_What to work on_:
The pictures must be left out, while the rest of the data is copied exactly.

:: Provided data

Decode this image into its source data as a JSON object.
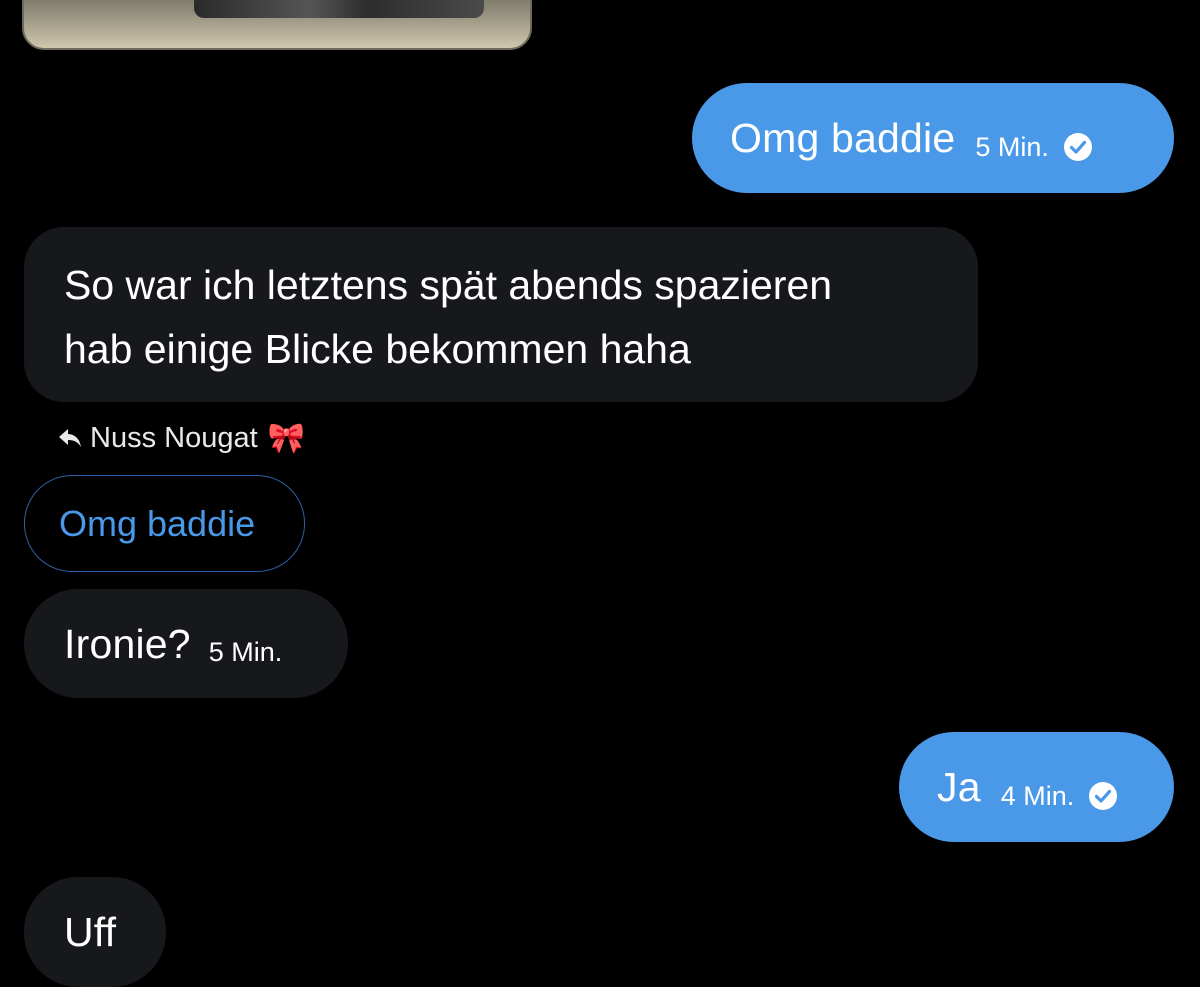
{
  "conversation": {
    "messages": [
      {
        "direction": "outgoing",
        "text": "Omg baddie",
        "time": "5 Min.",
        "status": "sent"
      },
      {
        "direction": "incoming",
        "text_lines": [
          "So war ich letztens spät abends spazieren",
          "hab einige Blicke bekommen haha"
        ]
      },
      {
        "direction": "incoming",
        "reply_to_name": "Nuss Nougat",
        "reply_to_emoji": "🎀",
        "quoted_text": "Omg baddie"
      },
      {
        "direction": "incoming",
        "text": "Ironie?",
        "time": "5 Min."
      },
      {
        "direction": "outgoing",
        "text": "Ja",
        "time": "4 Min.",
        "status": "sent"
      },
      {
        "direction": "incoming",
        "text": "Uff"
      }
    ]
  },
  "icons": {
    "reply": "reply-arrow-icon",
    "sent": "check-circle-icon"
  },
  "colors": {
    "background": "#000000",
    "outgoing_bubble": "#4a99e9",
    "incoming_bubble": "#16181c",
    "accent": "#4a99e9"
  }
}
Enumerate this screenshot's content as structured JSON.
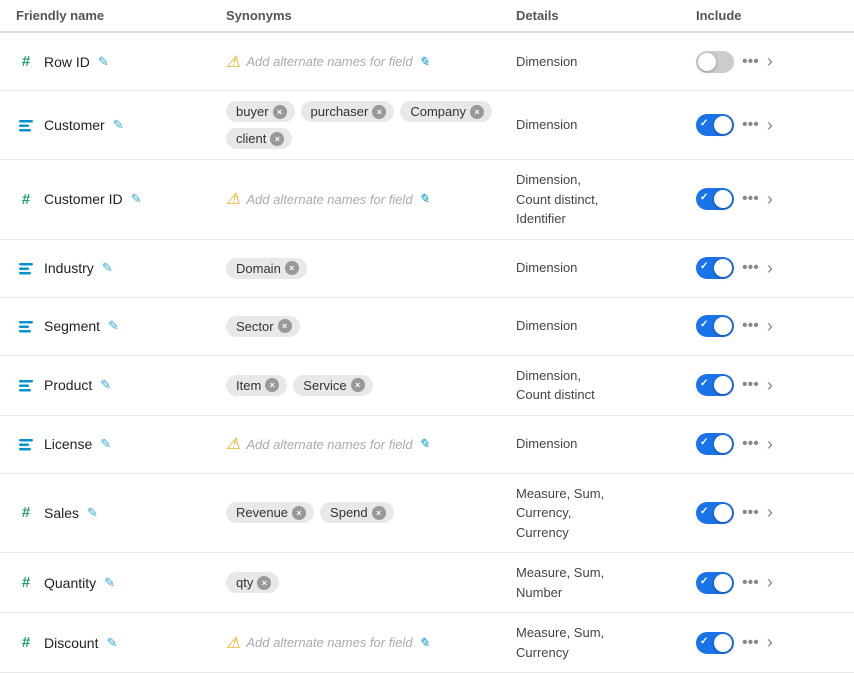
{
  "header": {
    "col1": "Friendly name",
    "col2": "Synonyms",
    "col3": "Details",
    "col4": "Include"
  },
  "rows": [
    {
      "id": "row-id",
      "icon": "hash",
      "name": "Row ID",
      "synonyms": [],
      "synonyms_placeholder": "Add alternate names for field",
      "details": "Dimension",
      "include": false
    },
    {
      "id": "customer",
      "icon": "text",
      "name": "Customer",
      "synonyms": [
        "buyer",
        "purchaser",
        "Company",
        "client"
      ],
      "synonyms_placeholder": null,
      "details": "Dimension",
      "include": true
    },
    {
      "id": "customer-id",
      "icon": "hash",
      "name": "Customer ID",
      "synonyms": [],
      "synonyms_placeholder": "Add alternate names for field",
      "details": "Dimension,\nCount distinct,\nIdentifier",
      "include": true
    },
    {
      "id": "industry",
      "icon": "text",
      "name": "Industry",
      "synonyms": [
        "Domain"
      ],
      "synonyms_placeholder": null,
      "details": "Dimension",
      "include": true
    },
    {
      "id": "segment",
      "icon": "text",
      "name": "Segment",
      "synonyms": [
        "Sector"
      ],
      "synonyms_placeholder": null,
      "details": "Dimension",
      "include": true
    },
    {
      "id": "product",
      "icon": "text",
      "name": "Product",
      "synonyms": [
        "Item",
        "Service"
      ],
      "synonyms_placeholder": null,
      "details": "Dimension,\nCount distinct",
      "include": true
    },
    {
      "id": "license",
      "icon": "text",
      "name": "License",
      "synonyms": [],
      "synonyms_placeholder": "Add alternate names for field",
      "details": "Dimension",
      "include": true
    },
    {
      "id": "sales",
      "icon": "hash",
      "name": "Sales",
      "synonyms": [
        "Revenue",
        "Spend"
      ],
      "synonyms_placeholder": null,
      "details": "Measure, Sum,\nCurrency,\nCurrency",
      "include": true
    },
    {
      "id": "quantity",
      "icon": "hash",
      "name": "Quantity",
      "synonyms": [
        "qty"
      ],
      "synonyms_placeholder": null,
      "details": "Measure, Sum,\nNumber",
      "include": true
    },
    {
      "id": "discount",
      "icon": "hash",
      "name": "Discount",
      "synonyms": [],
      "synonyms_placeholder": "Add alternate names for field",
      "details": "Measure, Sum,\nCurrency",
      "include": true
    }
  ],
  "icons": {
    "hash": "#",
    "text": "T",
    "edit": "✎",
    "warning": "⚠",
    "more": "•••",
    "chevron": "›",
    "check": "✓",
    "remove": "×"
  }
}
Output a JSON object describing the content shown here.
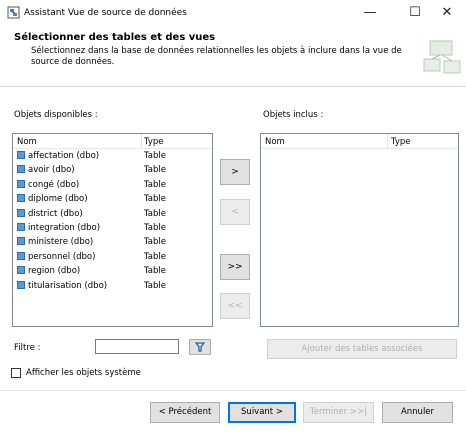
{
  "window": {
    "title": "Assistant Vue de source de données",
    "minimize_glyph": "—",
    "maximize_glyph": "☐",
    "close_glyph": "✕"
  },
  "header": {
    "title": "Sélectionner des tables et des vues",
    "description": "Sélectionnez dans la base de données relationnelles les objets à inclure dans la vue de source de données."
  },
  "available": {
    "label": "Objets disponibles :",
    "col_name": "Nom",
    "col_type": "Type",
    "rows": [
      {
        "name": "affectation (dbo)",
        "type": "Table"
      },
      {
        "name": "avoir (dbo)",
        "type": "Table"
      },
      {
        "name": "congé (dbo)",
        "type": "Table"
      },
      {
        "name": "diplome (dbo)",
        "type": "Table"
      },
      {
        "name": "district (dbo)",
        "type": "Table"
      },
      {
        "name": "integration (dbo)",
        "type": "Table"
      },
      {
        "name": "ministere (dbo)",
        "type": "Table"
      },
      {
        "name": "personnel (dbo)",
        "type": "Table"
      },
      {
        "name": "region (dbo)",
        "type": "Table"
      },
      {
        "name": "titularisation (dbo)",
        "type": "Table"
      }
    ]
  },
  "included": {
    "label": "Objets inclus :",
    "col_name": "Nom",
    "col_type": "Type"
  },
  "transfer": {
    "add_one": ">",
    "remove_one": "<",
    "add_all": ">>",
    "remove_all": "<<"
  },
  "filter": {
    "label": "Filtre :",
    "value": ""
  },
  "add_related_label": "Ajouter des tables associées",
  "show_system_label": "Afficher les objets système",
  "footer": {
    "back": "< Précédent",
    "next": "Suivant >",
    "finish": "Terminer >>|",
    "cancel": "Annuler"
  }
}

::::

_Result of this exercise_:
Decode this image into its source data as a JSON object.
{
  "conversation": {
    "messages": [
      {
        "direction": "outgoing",
        "text": "Omg baddie",
        "time": "5 Min.",
        "status": "sent"
      },
      {
        "direction": "incoming",
        "text_lines": [
          "So war ich letztens spät abends spazieren",
          "hab einige Blicke bekommen haha"
        ]
      },
      {
        "direction": "incoming",
        "reply_to_name": "Nuss Nougat",
        "reply_to_emoji": "🎀",
        "quoted_text": "Omg baddie"
      },
      {
        "direction": "incoming",
        "text": "Ironie?",
        "time": "5 Min."
      },
      {
        "direction": "outgoing",
        "text": "Ja",
        "time": "4 Min.",
        "status": "sent"
      },
      {
        "direction": "incoming",
        "text": "Uff"
      }
    ]
  },
  "icons": {
    "reply": "reply-arrow-icon",
    "sent": "check-circle-icon"
  },
  "colors": {
    "background": "#000000",
    "outgoing_bubble": "#4a99e9",
    "incoming_bubble": "#16181c",
    "accent": "#4a99e9"
  }
}
Enumerate this screenshot's content as structured JSON.
{
  "header": {
    "col1": "Friendly name",
    "col2": "Synonyms",
    "col3": "Details",
    "col4": "Include"
  },
  "rows": [
    {
      "id": "row-id",
      "icon": "hash",
      "name": "Row ID",
      "synonyms": [],
      "synonyms_placeholder": "Add alternate names for field",
      "details": "Dimension",
      "include": false
    },
    {
      "id": "customer",
      "icon": "text",
      "name": "Customer",
      "synonyms": [
        "buyer",
        "purchaser",
        "Company",
        "client"
      ],
      "synonyms_placeholder": null,
      "details": "Dimension",
      "include": true
    },
    {
      "id": "customer-id",
      "icon": "hash",
      "name": "Customer ID",
      "synonyms": [],
      "synonyms_placeholder": "Add alternate names for field",
      "details": "Dimension,\nCount distinct,\nIdentifier",
      "include": true
    },
    {
      "id": "industry",
      "icon": "text",
      "name": "Industry",
      "synonyms": [
        "Domain"
      ],
      "synonyms_placeholder": null,
      "details": "Dimension",
      "include": true
    },
    {
      "id": "segment",
      "icon": "text",
      "name": "Segment",
      "synonyms": [
        "Sector"
      ],
      "synonyms_placeholder": null,
      "details": "Dimension",
      "include": true
    },
    {
      "id": "product",
      "icon": "text",
      "name": "Product",
      "synonyms": [
        "Item",
        "Service"
      ],
      "synonyms_placeholder": null,
      "details": "Dimension,\nCount distinct",
      "include": true
    },
    {
      "id": "license",
      "icon": "text",
      "name": "License",
      "synonyms": [],
      "synonyms_placeholder": "Add alternate names for field",
      "details": "Dimension",
      "include": true
    },
    {
      "id": "sales",
      "icon": "hash",
      "name": "Sales",
      "synonyms": [
        "Revenue",
        "Spend"
      ],
      "synonyms_placeholder": null,
      "details": "Measure, Sum,\nCurrency,\nCurrency",
      "include": true
    },
    {
      "id": "quantity",
      "icon": "hash",
      "name": "Quantity",
      "synonyms": [
        "qty"
      ],
      "synonyms_placeholder": null,
      "details": "Measure, Sum,\nNumber",
      "include": true
    },
    {
      "id": "discount",
      "icon": "hash",
      "name": "Discount",
      "synonyms": [],
      "synonyms_placeholder": "Add alternate names for field",
      "details": "Measure, Sum,\nCurrency",
      "include": true
    }
  ],
  "icons": {
    "hash": "#",
    "text": "T",
    "edit": "✎",
    "warning": "⚠",
    "more": "•••",
    "chevron": "›",
    "check": "✓",
    "remove": "×"
  }
}
Output a JSON object describing the content shown here.
{
  "window": {
    "title": "Assistant Vue de source de données",
    "minimize_glyph": "—",
    "maximize_glyph": "☐",
    "close_glyph": "✕"
  },
  "header": {
    "title": "Sélectionner des tables et des vues",
    "description": "Sélectionnez dans la base de données relationnelles les objets à inclure dans la vue de source de données."
  },
  "available": {
    "label": "Objets disponibles :",
    "col_name": "Nom",
    "col_type": "Type",
    "rows": [
      {
        "name": "affectation (dbo)",
        "type": "Table"
      },
      {
        "name": "avoir (dbo)",
        "type": "Table"
      },
      {
        "name": "congé (dbo)",
        "type": "Table"
      },
      {
        "name": "diplome (dbo)",
        "type": "Table"
      },
      {
        "name": "district (dbo)",
        "type": "Table"
      },
      {
        "name": "integration (dbo)",
        "type": "Table"
      },
      {
        "name": "ministere (dbo)",
        "type": "Table"
      },
      {
        "name": "personnel (dbo)",
        "type": "Table"
      },
      {
        "name": "region (dbo)",
        "type": "Table"
      },
      {
        "name": "titularisation (dbo)",
        "type": "Table"
      }
    ]
  },
  "included": {
    "label": "Objets inclus :",
    "col_name": "Nom",
    "col_type": "Type"
  },
  "transfer": {
    "add_one": ">",
    "remove_one": "<",
    "add_all": ">>",
    "remove_all": "<<"
  },
  "filter": {
    "label": "Filtre :",
    "value": ""
  },
  "add_related_label": "Ajouter des tables associées",
  "show_system_label": "Afficher les objets système",
  "footer": {
    "back": "< Précédent",
    "next": "Suivant >",
    "finish": "Terminer >>|",
    "cancel": "Annuler"
  }
}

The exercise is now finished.